The drought of March has pierced unto the root
And bathed each vein with liquor that has power
To generate therein and sire the flower;
When Zephyr also has, with his sweet breath,
Quickened again, in every holt and heath...

Then do folk long to go on pilgrimage,
And palmers to go seeking out strange strands,
To distant shrines well known in sundry lands.


* *

How shall I your true love know
from another one?
By his cockle hat and staff
and his sandal shoon



fishy said...

Aunty Belle,
Those who wander, learn, experience, appreciate ... share with the rest of us so all are benefited by the adventures of the few. A very worthy mission!

h said...

You gonna go prop up Euro-Trash economies again, Aunty?

fishy said...

Hi Belle, me again, I do LOVE this photgraph! New post up at the Pond if you need a good laugh.

The Java Junkie said...

Aunty, we know you can cook - we've seen the proof!
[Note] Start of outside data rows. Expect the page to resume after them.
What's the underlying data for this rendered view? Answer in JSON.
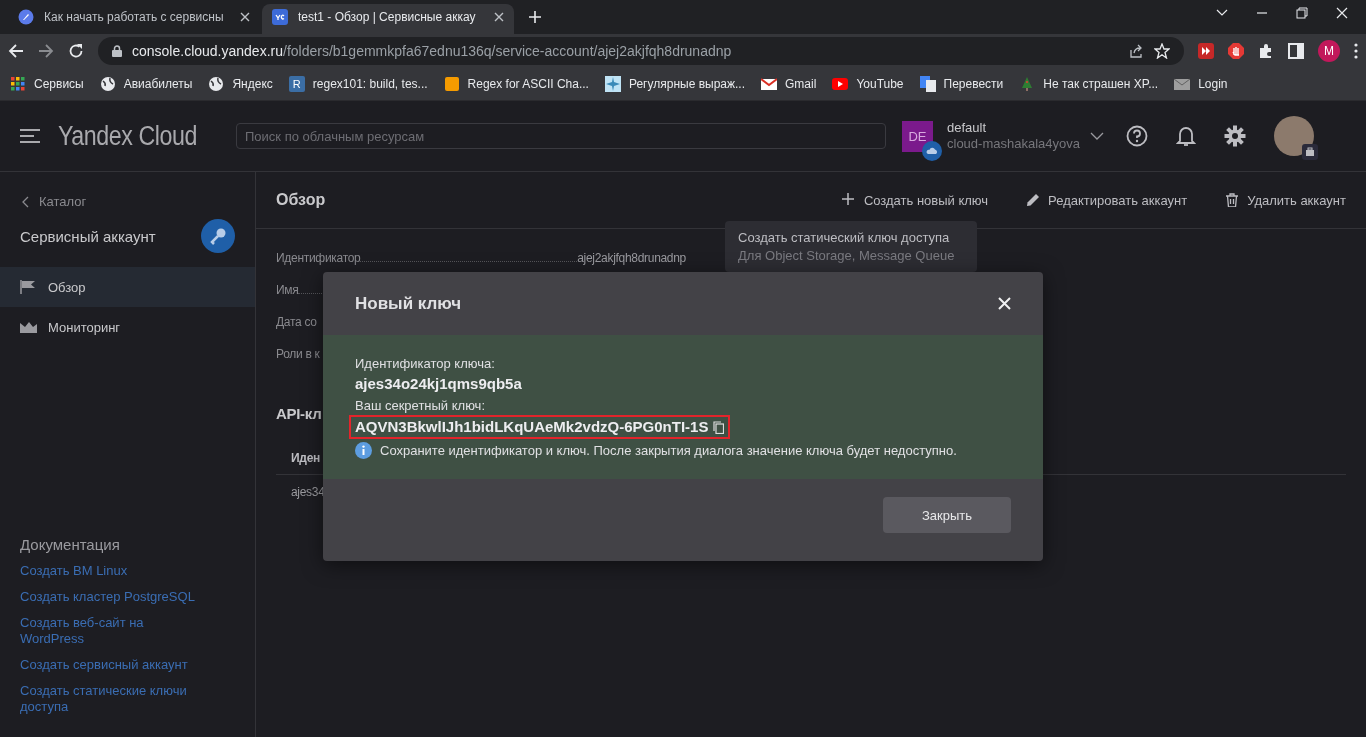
{
  "browser": {
    "tabs": [
      {
        "title": "Как начать работать с сервисны",
        "selected": false
      },
      {
        "title": "test1 - Обзор | Сервисные аккау",
        "selected": true
      }
    ],
    "address": {
      "host": "console.cloud.yandex.ru",
      "path": "/folders/b1gemmkpfa67ednu136q/service-account/ajej2akjfqh8drunadnp"
    },
    "profile_initial": "M",
    "bookmarks": [
      {
        "label": "Сервисы",
        "kind": "grid"
      },
      {
        "label": "Авиабилеты",
        "kind": "globe"
      },
      {
        "label": "Яндекс",
        "kind": "globe"
      },
      {
        "label": "regex101: build, tes...",
        "kind": "letter",
        "icon_text": "R"
      },
      {
        "label": "Regex for ASCII Cha...",
        "kind": "square"
      },
      {
        "label": "Регулярные выраж...",
        "kind": "burst"
      },
      {
        "label": "Gmail",
        "kind": "mail"
      },
      {
        "label": "YouTube",
        "kind": "play"
      },
      {
        "label": "Перевести",
        "kind": "translate"
      },
      {
        "label": "Не так страшен XP...",
        "kind": "tree"
      },
      {
        "label": "Login",
        "kind": "envelope"
      }
    ]
  },
  "header": {
    "logo": "Yandex Cloud",
    "search": {
      "placeholder": "Поиск по облачным ресурсам"
    },
    "folder": {
      "badge": "DE",
      "name": "default",
      "cloud": "cloud-mashakala4yova"
    }
  },
  "sidebar": {
    "back": "Каталог",
    "title": "Сервисный аккаунт",
    "items": [
      {
        "label": "Обзор",
        "kind": "flag",
        "selected": true
      },
      {
        "label": "Мониторинг",
        "kind": "chart",
        "selected": false
      }
    ],
    "docs_title": "Документация",
    "docs": [
      "Создать ВМ Linux",
      "Создать кластер PostgreSQL",
      "Создать веб-сайт на WordPress",
      "Создать сервисный аккаунт",
      "Создать статические ключи доступа"
    ]
  },
  "page": {
    "title": "Обзор",
    "actions": [
      {
        "label": "Создать новый ключ",
        "kind": "plus"
      },
      {
        "label": "Редактировать аккаунт",
        "kind": "edit"
      },
      {
        "label": "Удалить аккаунт",
        "kind": "delete"
      }
    ],
    "tooltip": {
      "title": "Создать статический ключ доступа",
      "text": "Для Object Storage, Message Queue"
    },
    "fields": [
      {
        "label": "Идентификатор",
        "value": "ajej2akjfqh8drunadnp"
      },
      {
        "label": "Имя"
      },
      {
        "label": "Дата со"
      },
      {
        "label": "Роли в к"
      }
    ],
    "section_title": "API-кл",
    "table": {
      "columns": [
        "Иден"
      ],
      "rows": [
        [
          "ajes34"
        ]
      ]
    }
  },
  "dialog": {
    "title": "Новый ключ",
    "key_id_label": "Идентификатор ключа:",
    "key_id": "ajes34o24kj1qms9qb5a",
    "secret_label": "Ваш секретный ключ:",
    "secret": "AQVN3BkwlIJh1bidLKqUAeMk2vdzQ-6PG0nTI-1S",
    "secret_highlighted": true,
    "notice": "Сохраните идентификатор и ключ. После закрытия диалога значение ключа будет недоступно.",
    "buttons": [
      "Закрыть"
    ]
  }
}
Come play with us!!

Unknown said...

I love Chaucer, but could never understand Bill S. without the cliff notes.

sparringK9 said...

france is great! it would be even better if the french people could fix their faces so it dont look like they smelt somethin' bad all the time. grrrrrrrrrhahahahaha

lots and lots of photographs. be safe aunty. i wish you great adventure.

Aunty Belle said...

why youse right 'tis a learning experience--doan worry I will share an' probably more'n ya wish I would. Heh. But I'se please ya like that phot--more coming!


I came and I LOVE the meme!

RV Sobcak,

hi hi! Willie is tough, but worth it!! Chaucer amuses me to the max!

K9?? Huh? Youse a well traveled pup--how'd ya know that photo is France?

Well youse right...smart puppy!

Jenny said...

Woot! Looking forward to hearing about it.

Safe and sane.

h said...

Come take the Troll Poll, Aunty. Curious if you think Chaingang Charlie Crist is a RINO.

moi said...

Have a marvelous time, Aunty, and come back with stories and photos!

And thanks for reminding me that _____ years later, I can still recite the prologue of the Canterbury Tales in its entirety, thanks to a taskmistress of a Senior Year English teacher who not only made each of us memorize it, but also get up and recite it - in the Old English, no less. Now I'm going to have it stuck in my head for the rest of the day.

fishy said...

It must have been a fad....my high School English Lit teacher made us satnd and recite Chaucer in Ye Olde English too! I still loathe it.

moi said...

Fishy, that's so funny! To this day, it will pop into my head whenever I get nervous. Like when there's turbulence on a plane flight, I start tapping my feet in time to the first couple stanzas to calm myself.